Talent: Chelsea’s starting line-up clearly “out-talents” Liverpool’s. Honestly, aside from Gerrard and Suarez, Liverpool fields a barely recognizable squad featuring cast-offs and young up and comers who are known more for their hustle and industry than any skill or creativity. And this is coming from a Chelsea fan whose team plays with all the spark and excitement of a lecture on thermodynamics. 

Tactics: Liverpool and Chelsea both come out in identical 4-5-1 formations aiming to (forgive the use of more clichés) keep things tight, compact and narrow to make things difficult for the opponent.

On paper it would seem that the tactics should at least cancel each other out except that Chelsea had edges in both the experience and the confidence categories. They have essentially played 4-5-1 for the past few years and know how score goals and support Drogba up front despite playing in a fundamentally conservative and defensive formation. This has been ingrained in them from the Mourinho years. The fact that this is apparent to any run of the mill Chelsea fan but not Kenny Dalglish, manager of Liverpool is quite shocking.

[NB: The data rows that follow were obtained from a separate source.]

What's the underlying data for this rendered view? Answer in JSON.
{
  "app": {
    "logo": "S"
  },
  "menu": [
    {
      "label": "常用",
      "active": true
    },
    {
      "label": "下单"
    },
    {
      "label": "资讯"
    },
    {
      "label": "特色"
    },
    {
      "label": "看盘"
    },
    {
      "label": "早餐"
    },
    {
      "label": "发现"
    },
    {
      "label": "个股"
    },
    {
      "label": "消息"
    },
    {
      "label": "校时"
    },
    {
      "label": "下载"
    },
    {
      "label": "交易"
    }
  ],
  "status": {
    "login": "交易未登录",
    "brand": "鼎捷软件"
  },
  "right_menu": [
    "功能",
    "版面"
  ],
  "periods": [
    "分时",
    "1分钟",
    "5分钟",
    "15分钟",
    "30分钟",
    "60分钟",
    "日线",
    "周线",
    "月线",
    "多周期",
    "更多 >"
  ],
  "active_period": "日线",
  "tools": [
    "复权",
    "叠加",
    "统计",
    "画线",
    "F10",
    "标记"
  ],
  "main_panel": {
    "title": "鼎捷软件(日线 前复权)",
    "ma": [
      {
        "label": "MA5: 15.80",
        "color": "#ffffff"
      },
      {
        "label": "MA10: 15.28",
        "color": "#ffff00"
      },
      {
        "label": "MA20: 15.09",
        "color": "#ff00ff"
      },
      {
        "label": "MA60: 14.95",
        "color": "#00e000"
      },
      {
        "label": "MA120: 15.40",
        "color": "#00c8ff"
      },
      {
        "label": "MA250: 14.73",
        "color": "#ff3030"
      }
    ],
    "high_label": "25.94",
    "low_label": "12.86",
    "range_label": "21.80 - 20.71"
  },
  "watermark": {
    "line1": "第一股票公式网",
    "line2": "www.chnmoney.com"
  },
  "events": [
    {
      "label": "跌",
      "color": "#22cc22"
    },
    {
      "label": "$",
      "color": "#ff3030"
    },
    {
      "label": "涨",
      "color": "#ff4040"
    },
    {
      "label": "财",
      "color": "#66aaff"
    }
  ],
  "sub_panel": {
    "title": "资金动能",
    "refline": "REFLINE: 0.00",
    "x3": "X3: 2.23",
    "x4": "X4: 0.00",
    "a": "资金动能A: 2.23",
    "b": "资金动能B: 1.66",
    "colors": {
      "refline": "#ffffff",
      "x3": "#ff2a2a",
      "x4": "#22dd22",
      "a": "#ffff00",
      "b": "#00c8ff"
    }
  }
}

So naturally, Chelsea commanded the game for close to 60 minutes, taking a 2-0 lead through Ramires and a beauty from Drogba. Liverpool’s 4-5-1 formation was for all intents and purposes a 4-5-0 with Suarez so isolated that even the most faithful Kopites singing “You’ll Never Walk Alone” didn’t ring true. This was compounded by Liverpool playing the first 60 minutes with the tentativeness (tentativity?) of a tightrope walker without a safety net below.

They say in soccer that 2-0 is most precarious lead. Drogba had just put Chelsea in front (becoming the only man to score in 4 FA Cup Finals) when all of a sudden, in a reversal of tactical nous, Dalglish one-upped DiMatteo in the managerial chess match.

Kenny Dalglish introduced Andy Carroll who instantly rescued Luis Suarez off his isolated island. Meanwhile, Roberto DiMatteo who I’ve praised earlier, made a rare tactical blunder and introduced Meireles for Ramires, instead of subbing out Kalou.  Big mistake. Chelsea’s midfield was no longer compact and it was now Drogba’s turn to be trapped on the isolated island up front without the offensive surges from Ramires.

As a result the momentum and aggression swung in Liverpools favor as they besieged the Chelsea goal and pulled it back to 2-1 thanks to Carroll. Chelsea was barely hanging on and reverted back to “we are playing against Barca, all hands on deck” defensive mentality epitomized by this stunning save from Petr Cech. Luckily for Chelsea, there wasn’t enough time left for Liverpool to snatch victory from the jaws of defeat.

Liverpool should’ve played Carroll alongside Suarez from the start and adopted a more attacking philosophy. They could have won this game over a more talented team, by using more effective tactics and having more purpose. I will never understand why Liverpool played with the goal scoring intent of a student afflicted with senioritis before a term paper deadline. Why not attempt to score goals and win the damn Cup? Clearly the last 30 minutes showed that they were more than capable. They simply ran out of time. It’s not just Liverpool, most teams routinely use these negative tactics which rarely succeed. Conversely, it is even more puzzling to me why teams in Chelsea’s position, dominating the game and up 2-0, quit on tactics that were clearly succeeding and switch to a ‘prevent defense’ to simply run out the clock. Invariably, they let the other team in and give them hope, momentum, confidence and all the intangibles that play a huge role in swinging the outcome of the match. In the end, Chelsea was scrambling for their lives to try and save the game.

Is that how you wish to ‘win’ a Cup? It’s time for managers to think outside the box and ‘play to win’, rather than trying ‘not to lose’. It’s not a question of talent anymore, its tactical know-how alongside intent and attitude. A simple change in philosophy and outlook can go a long way. The intangibles matter more than ever. No wonder they consider a 2-0 lead to be precarious…except there is no logical reason for it to be that way.